Most of the countries involved have been unable to spend money on their own people because they have been making massive payments on their debt to the International Monetary Fund (I.M.F). The irony is that the only way they were able to secure loans from the I.M.F. was to guarantee that they would reduce spending on social programs such as health, infrastructure and education. So not only did they not have the money to put towards things that would have helped their economy by having an healthy, educated population with proper sewers, and roads, because they were using it for debt payments. The very conditions of the loan prohibited the spending of money on them.

So now they are told, you don’t have to pay back that loan anymore, but any monies you save from that you have to spend on the very things we wouldn’t let you spend the loan money on. But now the cost of investing in social projects will be so high after years of neglect that without an infusion of cash just catching up to where they were before the cut backs may be impossible.

It’s all very well for the G 8 to demand that the complying countries open their borders to trade, but are they willing to do the same? Will the U.S., Canada, Japan and the European Union lift their prohibitive tariffs on raw materials to provide them with markets? Or is this going to continue to be a one way street which will allow the flooding of Africa with manufactured goods from outside? Does this also include relaxing rules that countries have against foreign ownership which will allow multinationals the opportunity to scoop up more of the natural resource money available in Africa?

By itself this debt forgiveness package will accomplish little except to salve a few consciences. Without the infusion of real money to allow for the rebuilding of individual countries it amounts to no real gain. The grinding poverty and the conditions causing it will not be eradicated. The spread of decease, civil war, and famine will continue unchecked.

In this day and age we can no longer pretend that anyone is isolated. Borders and oceans are no defence against anything any longer. Forests in North America are devastated by beetles traveling in container ships from overseas. What’s to prevent the AIDS virus or anything similar from spreading in the same manner?

Until we get over our apathy towards helping our fellow people we are placing the whole world in jeopardy. If we are truly genuine in our desire to assist Africa we must do more then forgive a few loans. What has been destroyed through the actions of the developed world must now be rebuilt. The real debt that is owed has still to be paid.
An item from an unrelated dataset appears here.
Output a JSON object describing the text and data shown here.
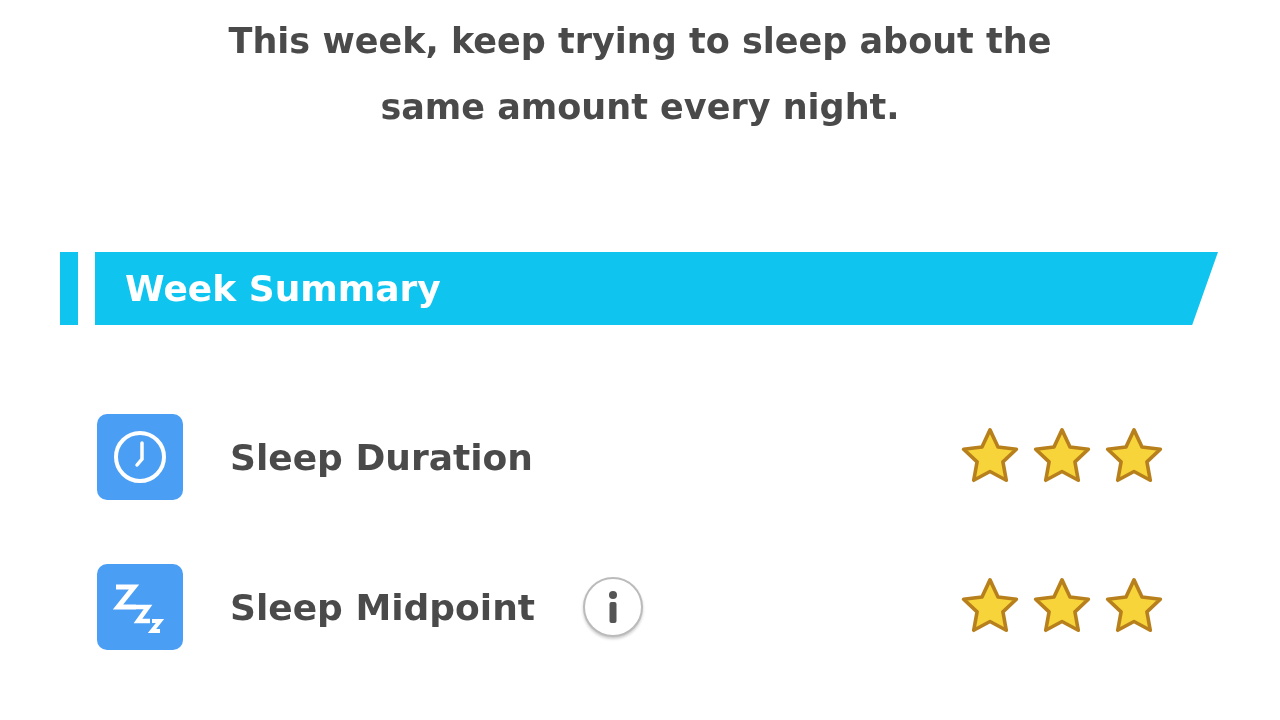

The one that is owed the people of Africa.

About Richard Marcus

Richard Marcus is the author of three books commissioned by Ulysses Press, "What Will Happen In Eragon IV?" (2009) and "The Unofficial Heroes Of Olympus Companion" and "Introduction to Greek Mythology For Kids". Aside from Blogcritics he contributes to Qantara.de and his work has appeared in the German edition of Rolling Stone Magazine and has been translated into numerous languages in multiple publications.

Check Also

Sunrise, Sunset, and the Burning Bush

The other day, we observed the winter solstice. The day with the fewest hours of …